Yesterday I took a break from talking about Bill C-10 to appear before the Senate Standing Committee on Transport and Communications as part of its study on Bill S-225, Senator Claude Carignan’s bill that proposes copyright reform as a mechanism to address the challenges faced by the news media sector (the bill is the focus of this week’s Lawbytes podcast, featuring a conversation with Senator Paula Simons). I was joined by representatives from News Media Canada and Facebook, which made for an engaging discussion. My opening statement is posted below:
My Appearance Before the Senate Committee on Transport and Communications: Why Copyright Reform Isn’t the Answer to the Challenges Faced by the News Media Sector
The government’s desperate attempt to pass Bill C-10 took another turn yesterday as the Speaker of the House of Commons declared many amendments “null and void”. The ruling came after the committee studying the bill voted on them despite a ruling from committee chair Scott Simms that doing so was a violation of the gag order limiting debate. As a result of MPs overruling the chair, the committee proceeded to vote on dozens of undisclosed amendments without any debate or discussion. The secretive law making process attracted considerable attention and once the bill returned to the House – complete with another attempt from Canadian Heritage Minister Steven Guilbeault to limit debate – Conservative MP Blake Richards challenged those amendments on a point of order. The Speaker of the House agreed and declared the amendments null and void.
Guilbeault’s Gag Order, the Sequel: Time Running Out as Government Seeks to End Debate on Bill C-10 in the House of Commons
Fresh off imposing a five-hour gag order on committee debate on Bill C-10 and rushing through a secretive process in which dozens of amendments were passed without any debate, discussion or even disclosure of the amendments, the government is back for a gag order sequel. Yesterday, the Liberal government introduced another motion, this one designed to limit debate even further: one hour for debate at the report back stage and 75 minutes at third reading. In other words, less than 2 1/2 hours total for debate on the bill in the House of Commons. The motion was introduced before the updated Bill C-10 was even posted online, though it is now available.

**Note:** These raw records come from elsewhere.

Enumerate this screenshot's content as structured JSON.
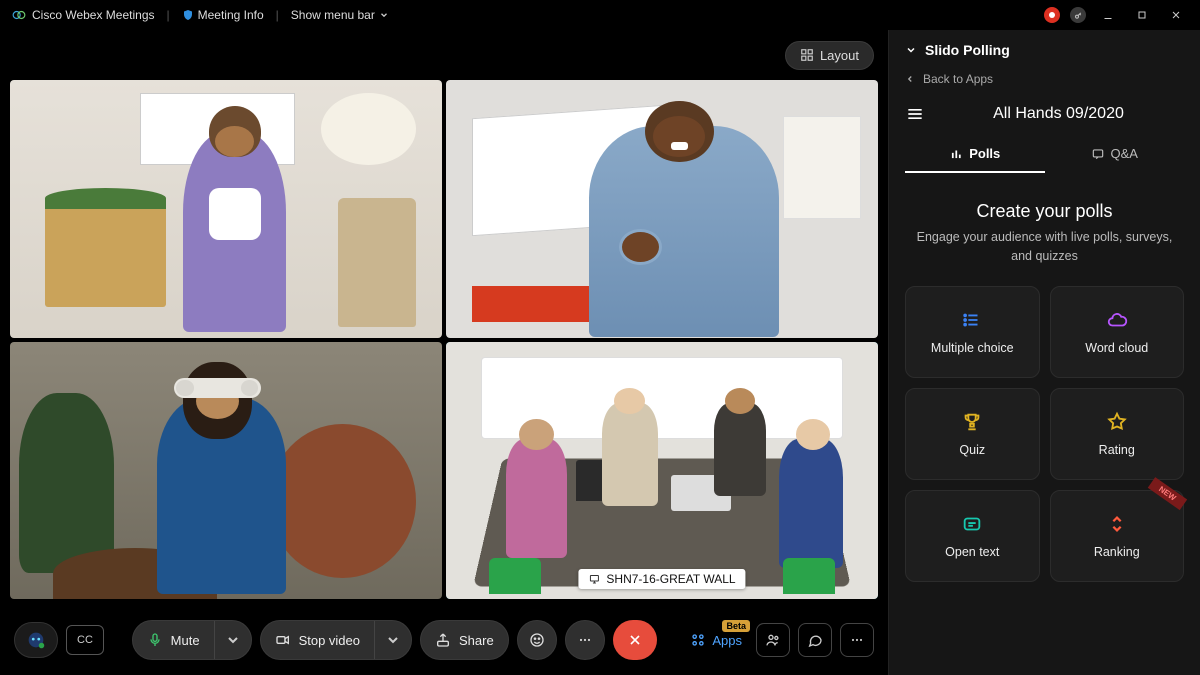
{
  "titlebar": {
    "app_name": "Cisco Webex Meetings",
    "meeting_info_label": "Meeting Info",
    "show_menu_label": "Show menu bar"
  },
  "layout_button": "Layout",
  "tiles": {
    "active_room_label": "SHN7-16-GREAT WALL"
  },
  "controls": {
    "mute": "Mute",
    "stop_video": "Stop video",
    "share": "Share",
    "cc": "CC",
    "apps": "Apps",
    "apps_badge": "Beta"
  },
  "panel": {
    "title": "Slido Polling",
    "back": "Back to Apps",
    "event_name": "All Hands 09/2020",
    "tab_polls": "Polls",
    "tab_qa": "Q&A",
    "heading": "Create your polls",
    "subheading": "Engage your audience with live polls, surveys, and quizzes",
    "types": {
      "multiple_choice": "Multiple choice",
      "word_cloud": "Word cloud",
      "quiz": "Quiz",
      "rating": "Rating",
      "open_text": "Open text",
      "ranking": "Ranking",
      "new_tag": "NEW"
    }
  }
}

The move led to hours of discussion on the motion last night, leading to a consistent drumbeat from Liberal, NDP and Bloc MPs, who kept asking what was in the bill that presented a concern for a freedom of expression. Left unsaid, is that at least part of the answer is what is not the bill:
Secret Law Making: Liberal, Bloc and NDP MPs Unite to Back Undisclosed Bill C-10 Amendments Without Discussion or Debate

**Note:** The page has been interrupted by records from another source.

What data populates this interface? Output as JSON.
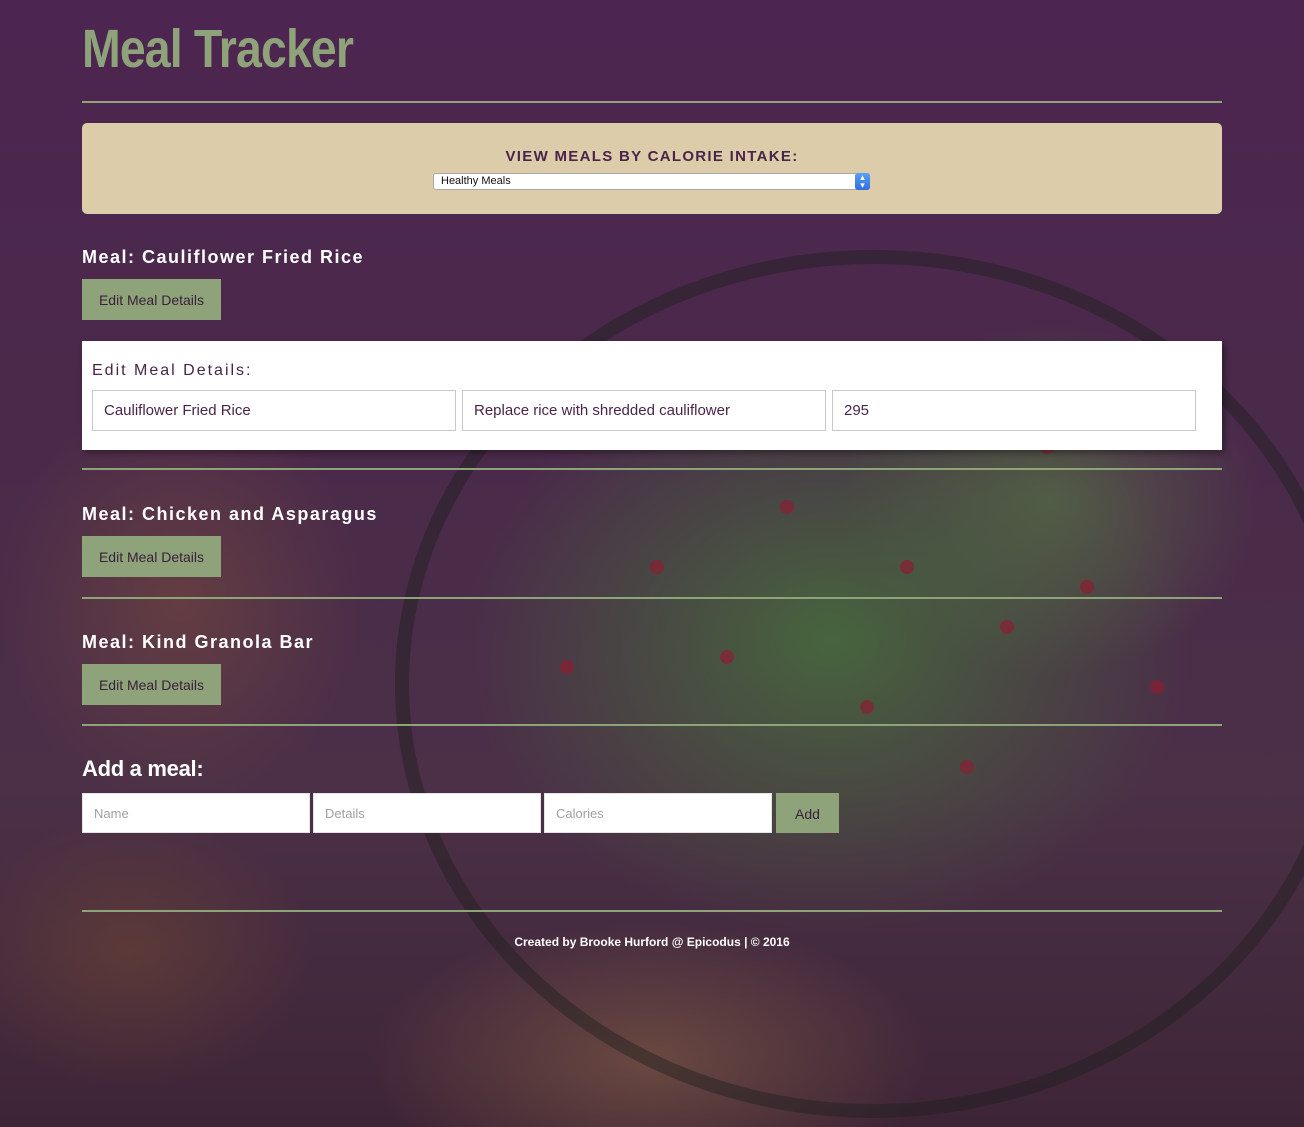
{
  "header": {
    "title": "Meal Tracker"
  },
  "filter": {
    "label": "VIEW MEALS BY CALORIE INTAKE:",
    "selected": "Healthy Meals"
  },
  "meals": [
    {
      "label": "Meal: Cauliflower Fried Rice",
      "edit_button": "Edit Meal Details"
    },
    {
      "label": "Meal: Chicken and Asparagus",
      "edit_button": "Edit Meal Details"
    },
    {
      "label": "Meal: Kind Granola Bar",
      "edit_button": "Edit Meal Details"
    }
  ],
  "edit_form": {
    "heading": "Edit Meal Details:",
    "name_value": "Cauliflower Fried Rice",
    "details_value": "Replace rice with shredded cauliflower",
    "calories_value": "295"
  },
  "add_form": {
    "heading": "Add a meal:",
    "name_placeholder": "Name",
    "details_placeholder": "Details",
    "calories_placeholder": "Calories",
    "submit_label": "Add"
  },
  "footer": {
    "text": "Created by Brooke Hurford @ Epicodus | © 2016"
  },
  "colors": {
    "accent_green": "#8fa37b",
    "panel_tan": "#dcccaa",
    "brand_purple": "#4a2449"
  },
  "icons": {
    "select_arrow": "select-updown-icon"
  }
}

The Liberal government’s push to pass Bill C-10 took a disturbing turn at the Canadian Heritage committee yesterday as the Liberal MPs overruled the committee chair to allow for dozens of undisclosed amendments to be voted on without any debate or discussion. While the MPs on the committee have access to the amendments, they are not made available to the public until after the committee completes its review. In normal circumstances, an amendment is introduced by an MP (the amendment may not be posted but it is often read into the record by the MP and its intent is discussed), there is an opportunity to ask questions of department officials on the implications of the amendment, MPs engage in debate and can propose sub-amendments. Once all MPs are satisfied that they understand the implications of the amendment, it comes to a vote. All of this takes place in a transparent, public manner.
Not with Bill C-10, however. For example, yesterday the committee approved amendment LIB-7N. The only thing disclosed during the committee meeting was that it amends something in clause 8 in the bill. The specific amendment was not publicly disclosed, there were no department officials to comment or answer questions, there was no debate, and no opportunity for sub-amendment. The amendment was simply raised by number and MPs were asked to vote on it. The amendment passed with the support of Liberal, Bloc, and NDP MPs. This form of secret law making is shocking and a complete reversal from a government that claimed to prioritize transparency. Indeed, it is hard to think of a more secretive law making process in a democracy than passing amendments to a bill that are not made available to the public prior to the vote nor open for any discussion or debate.